§ Work task: Quote the entries word for word. Omit the pictures.

§ Material shown:
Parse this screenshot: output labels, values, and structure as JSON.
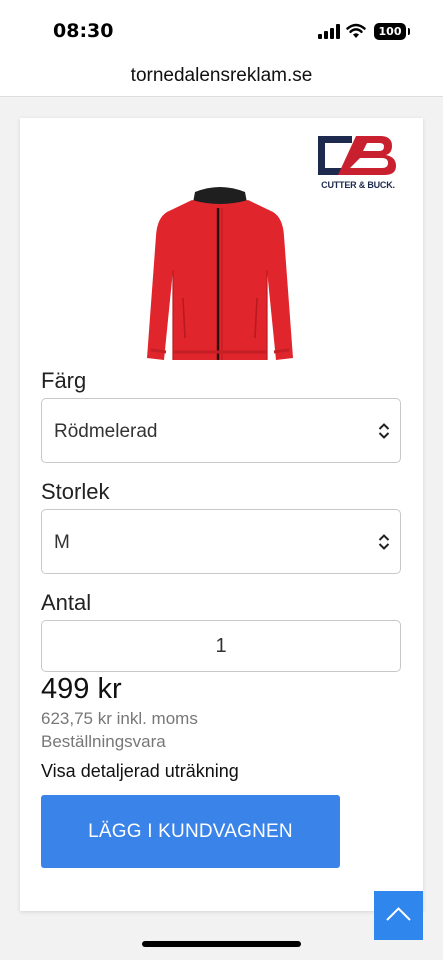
{
  "status_bar": {
    "time": "08:30",
    "battery": "100"
  },
  "browser": {
    "url": "tornedalensreklam.se"
  },
  "brand": {
    "logo_text": "CUTTER & BUCK."
  },
  "product": {
    "color": {
      "label": "Färg",
      "value": "Rödmelerad"
    },
    "size": {
      "label": "Storlek",
      "value": "M"
    },
    "quantity": {
      "label": "Antal",
      "value": "1"
    },
    "price": "499 kr",
    "price_incl_vat": "623,75 kr inkl. moms",
    "availability": "Beställningsvara",
    "details_link": "Visa detaljerad uträkning",
    "add_to_cart": "LÄGG I KUNDVAGNEN"
  },
  "colors": {
    "button_blue": "#3a83e9",
    "scroll_top_blue": "#2f86ec",
    "jacket_red": "#e0262c",
    "logo_navy": "#1d2a4d",
    "logo_red": "#c8202f"
  },
  "icons": {
    "signal": "signal-icon",
    "wifi": "wifi-icon",
    "battery": "battery-icon",
    "select_arrows": "chevron-up-down-icon",
    "scroll_top": "chevron-up-icon"
  }
}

§ Exercise answer:
Parse this screenshot: output labels, values, and structure as JSON.
{
  "status_bar": {
    "time": "08:30",
    "battery": "100"
  },
  "browser": {
    "url": "tornedalensreklam.se"
  },
  "brand": {
    "logo_text": "CUTTER & BUCK."
  },
  "product": {
    "color": {
      "label": "Färg",
      "value": "Rödmelerad"
    },
    "size": {
      "label": "Storlek",
      "value": "M"
    },
    "quantity": {
      "label": "Antal",
      "value": "1"
    },
    "price": "499 kr",
    "price_incl_vat": "623,75 kr inkl. moms",
    "availability": "Beställningsvara",
    "details_link": "Visa detaljerad uträkning",
    "add_to_cart": "LÄGG I KUNDVAGNEN"
  },
  "colors": {
    "button_blue": "#3a83e9",
    "scroll_top_blue": "#2f86ec",
    "jacket_red": "#e0262c",
    "logo_navy": "#1d2a4d",
    "logo_red": "#c8202f"
  },
  "icons": {
    "signal": "signal-icon",
    "wifi": "wifi-icon",
    "battery": "battery-icon",
    "select_arrows": "chevron-up-down-icon",
    "scroll_top": "chevron-up-icon"
  }
}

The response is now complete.